Top of Supplied data

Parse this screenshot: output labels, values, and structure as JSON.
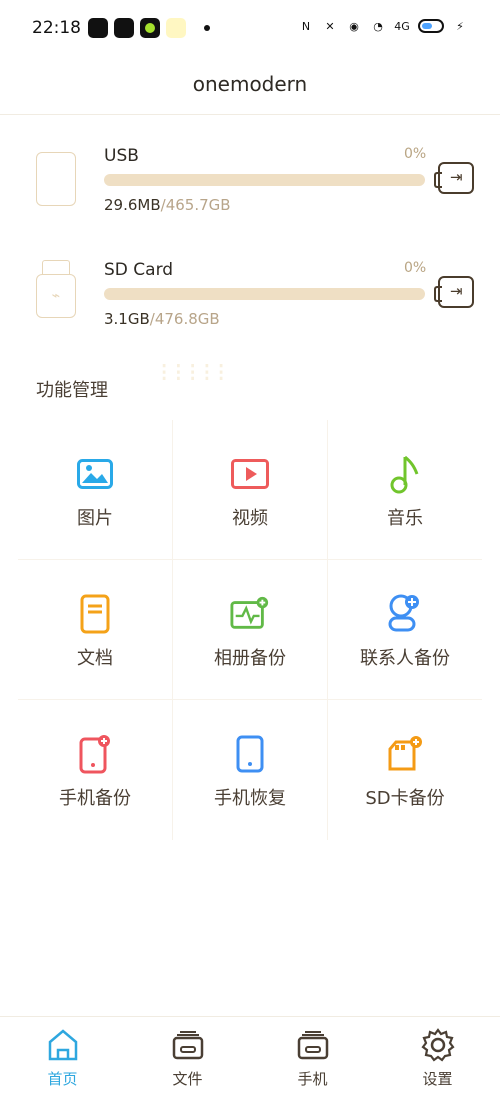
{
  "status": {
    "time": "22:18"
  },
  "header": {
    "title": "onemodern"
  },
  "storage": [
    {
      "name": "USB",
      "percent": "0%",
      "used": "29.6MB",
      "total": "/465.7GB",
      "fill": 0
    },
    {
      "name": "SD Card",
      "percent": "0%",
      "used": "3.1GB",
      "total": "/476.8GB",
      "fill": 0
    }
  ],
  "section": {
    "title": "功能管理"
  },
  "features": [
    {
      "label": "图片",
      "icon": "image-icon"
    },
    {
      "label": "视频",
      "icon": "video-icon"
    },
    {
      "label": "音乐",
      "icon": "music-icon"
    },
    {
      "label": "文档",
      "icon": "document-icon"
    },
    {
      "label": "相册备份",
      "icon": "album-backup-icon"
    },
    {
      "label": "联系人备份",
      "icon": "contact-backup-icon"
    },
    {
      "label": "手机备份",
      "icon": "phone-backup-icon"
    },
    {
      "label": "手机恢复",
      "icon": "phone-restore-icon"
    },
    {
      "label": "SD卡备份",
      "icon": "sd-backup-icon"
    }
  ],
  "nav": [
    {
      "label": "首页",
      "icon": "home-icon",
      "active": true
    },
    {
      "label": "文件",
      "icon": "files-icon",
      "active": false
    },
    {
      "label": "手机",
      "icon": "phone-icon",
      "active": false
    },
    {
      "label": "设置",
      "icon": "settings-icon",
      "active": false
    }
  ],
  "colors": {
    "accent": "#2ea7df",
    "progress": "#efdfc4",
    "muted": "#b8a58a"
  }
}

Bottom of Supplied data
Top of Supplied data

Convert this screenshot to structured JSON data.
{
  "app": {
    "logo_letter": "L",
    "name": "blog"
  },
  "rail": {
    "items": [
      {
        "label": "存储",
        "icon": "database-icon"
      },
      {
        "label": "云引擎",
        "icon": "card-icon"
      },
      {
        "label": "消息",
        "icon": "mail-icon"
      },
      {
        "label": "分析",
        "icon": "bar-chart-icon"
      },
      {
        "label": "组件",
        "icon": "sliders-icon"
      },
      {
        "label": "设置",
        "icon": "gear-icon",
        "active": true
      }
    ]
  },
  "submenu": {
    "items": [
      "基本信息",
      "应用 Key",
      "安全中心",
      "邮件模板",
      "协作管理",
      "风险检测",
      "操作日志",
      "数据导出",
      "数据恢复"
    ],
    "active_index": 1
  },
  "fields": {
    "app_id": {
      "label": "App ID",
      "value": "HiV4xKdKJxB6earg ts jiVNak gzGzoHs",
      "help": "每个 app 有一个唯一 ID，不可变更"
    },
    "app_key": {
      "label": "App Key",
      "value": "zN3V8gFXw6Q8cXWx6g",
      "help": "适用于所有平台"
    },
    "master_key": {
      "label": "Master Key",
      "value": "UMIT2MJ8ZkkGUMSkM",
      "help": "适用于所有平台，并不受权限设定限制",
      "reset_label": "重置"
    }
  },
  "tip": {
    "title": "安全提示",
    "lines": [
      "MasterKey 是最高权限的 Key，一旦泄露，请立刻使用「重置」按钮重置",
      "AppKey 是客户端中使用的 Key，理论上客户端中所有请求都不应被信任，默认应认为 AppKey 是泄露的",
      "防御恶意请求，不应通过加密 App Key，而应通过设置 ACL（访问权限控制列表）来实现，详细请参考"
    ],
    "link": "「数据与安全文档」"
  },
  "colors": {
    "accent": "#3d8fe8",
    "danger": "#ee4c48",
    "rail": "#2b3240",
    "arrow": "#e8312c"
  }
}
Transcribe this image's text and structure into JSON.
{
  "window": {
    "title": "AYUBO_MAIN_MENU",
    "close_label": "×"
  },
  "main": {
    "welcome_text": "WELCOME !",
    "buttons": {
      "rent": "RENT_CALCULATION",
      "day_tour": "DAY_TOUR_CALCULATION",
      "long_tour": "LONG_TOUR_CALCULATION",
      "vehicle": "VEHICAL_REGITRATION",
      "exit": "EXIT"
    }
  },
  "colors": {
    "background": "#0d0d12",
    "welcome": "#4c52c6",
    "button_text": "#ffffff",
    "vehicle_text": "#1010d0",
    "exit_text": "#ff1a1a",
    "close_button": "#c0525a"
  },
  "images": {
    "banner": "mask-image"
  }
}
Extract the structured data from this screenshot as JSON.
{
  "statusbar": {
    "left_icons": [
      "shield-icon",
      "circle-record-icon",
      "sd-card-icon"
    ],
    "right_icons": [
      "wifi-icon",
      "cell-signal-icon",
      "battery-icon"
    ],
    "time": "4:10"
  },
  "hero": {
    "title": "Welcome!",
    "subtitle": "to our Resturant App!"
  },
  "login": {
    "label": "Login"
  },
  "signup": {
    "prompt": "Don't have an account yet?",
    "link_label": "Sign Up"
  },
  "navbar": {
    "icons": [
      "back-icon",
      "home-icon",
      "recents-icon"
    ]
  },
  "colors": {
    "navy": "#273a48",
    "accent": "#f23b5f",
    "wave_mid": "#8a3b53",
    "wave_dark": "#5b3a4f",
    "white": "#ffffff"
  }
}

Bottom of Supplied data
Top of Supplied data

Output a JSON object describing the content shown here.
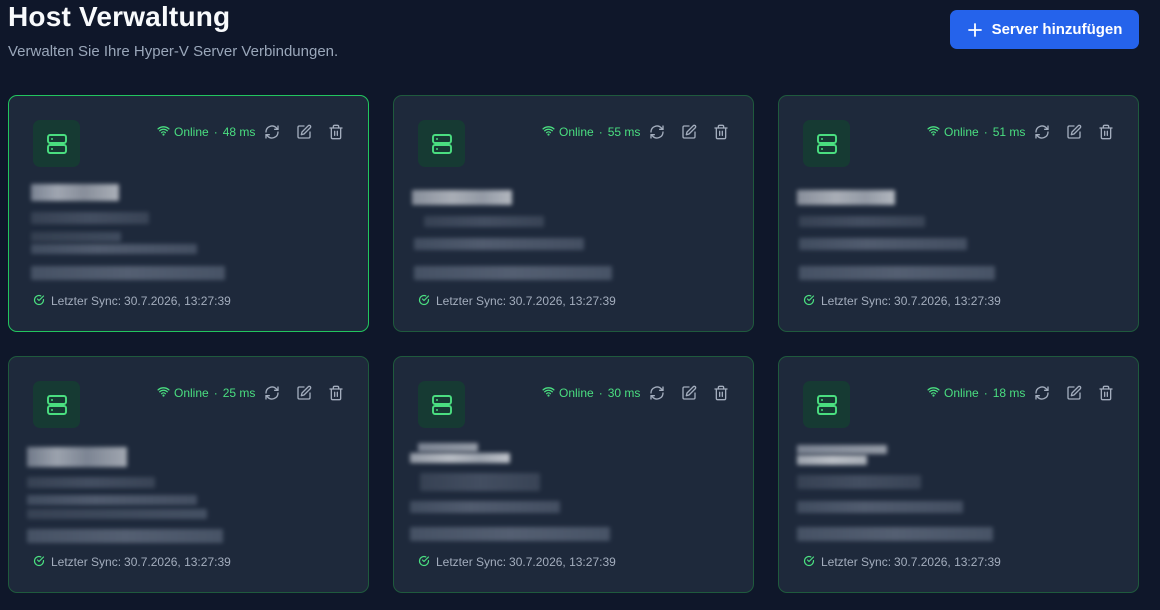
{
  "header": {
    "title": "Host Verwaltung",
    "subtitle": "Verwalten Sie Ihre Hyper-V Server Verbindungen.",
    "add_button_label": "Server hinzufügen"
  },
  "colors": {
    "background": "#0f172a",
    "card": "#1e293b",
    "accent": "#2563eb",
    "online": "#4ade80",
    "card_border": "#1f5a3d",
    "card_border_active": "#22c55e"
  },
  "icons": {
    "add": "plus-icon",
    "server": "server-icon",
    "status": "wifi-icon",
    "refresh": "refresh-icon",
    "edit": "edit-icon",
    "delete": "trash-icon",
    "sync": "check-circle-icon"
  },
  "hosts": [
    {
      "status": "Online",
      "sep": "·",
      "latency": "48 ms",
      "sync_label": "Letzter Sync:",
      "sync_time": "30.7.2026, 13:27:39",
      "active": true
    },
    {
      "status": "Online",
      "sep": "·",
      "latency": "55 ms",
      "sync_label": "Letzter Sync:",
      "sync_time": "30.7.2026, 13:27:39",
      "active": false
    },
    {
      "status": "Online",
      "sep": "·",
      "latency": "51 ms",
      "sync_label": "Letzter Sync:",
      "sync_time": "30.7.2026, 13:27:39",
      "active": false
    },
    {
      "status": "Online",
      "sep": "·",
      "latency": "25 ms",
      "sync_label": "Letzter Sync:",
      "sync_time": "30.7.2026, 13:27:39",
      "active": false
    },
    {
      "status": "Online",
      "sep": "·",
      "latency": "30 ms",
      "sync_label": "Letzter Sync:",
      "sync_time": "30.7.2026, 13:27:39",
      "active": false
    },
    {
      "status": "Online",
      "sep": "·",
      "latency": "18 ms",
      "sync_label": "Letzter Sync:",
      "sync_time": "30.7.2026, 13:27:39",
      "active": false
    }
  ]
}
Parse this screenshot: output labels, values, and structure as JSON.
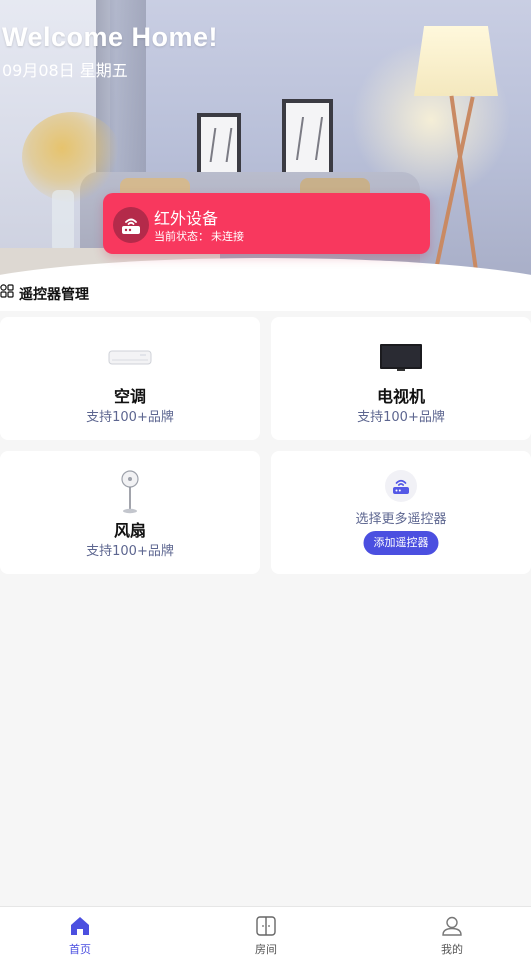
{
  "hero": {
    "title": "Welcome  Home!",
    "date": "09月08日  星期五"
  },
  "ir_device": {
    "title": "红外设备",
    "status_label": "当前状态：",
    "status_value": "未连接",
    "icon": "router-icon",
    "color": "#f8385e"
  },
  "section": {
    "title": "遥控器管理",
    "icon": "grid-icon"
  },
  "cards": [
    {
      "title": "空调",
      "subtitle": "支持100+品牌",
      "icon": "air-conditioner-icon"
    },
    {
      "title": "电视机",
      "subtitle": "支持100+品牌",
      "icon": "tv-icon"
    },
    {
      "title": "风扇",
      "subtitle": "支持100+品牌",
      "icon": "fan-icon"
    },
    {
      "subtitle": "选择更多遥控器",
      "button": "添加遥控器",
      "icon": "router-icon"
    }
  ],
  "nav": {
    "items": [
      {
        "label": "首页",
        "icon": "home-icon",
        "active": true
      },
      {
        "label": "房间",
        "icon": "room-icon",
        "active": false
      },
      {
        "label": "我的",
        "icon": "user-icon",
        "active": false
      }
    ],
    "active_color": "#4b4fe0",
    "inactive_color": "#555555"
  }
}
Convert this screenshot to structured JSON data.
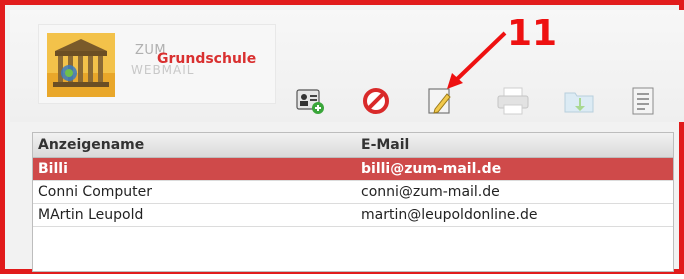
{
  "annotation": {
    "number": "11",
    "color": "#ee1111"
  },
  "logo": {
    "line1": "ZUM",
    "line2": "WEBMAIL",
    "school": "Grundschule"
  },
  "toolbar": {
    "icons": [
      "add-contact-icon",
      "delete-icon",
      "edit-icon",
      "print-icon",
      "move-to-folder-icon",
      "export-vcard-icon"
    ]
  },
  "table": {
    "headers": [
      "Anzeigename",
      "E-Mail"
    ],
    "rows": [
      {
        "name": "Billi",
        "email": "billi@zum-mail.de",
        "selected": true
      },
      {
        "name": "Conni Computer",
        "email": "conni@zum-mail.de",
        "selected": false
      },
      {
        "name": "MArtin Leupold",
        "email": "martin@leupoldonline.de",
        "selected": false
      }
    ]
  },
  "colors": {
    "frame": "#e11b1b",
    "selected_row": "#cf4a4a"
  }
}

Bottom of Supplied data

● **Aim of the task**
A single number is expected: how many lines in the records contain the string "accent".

● **The completed task**
4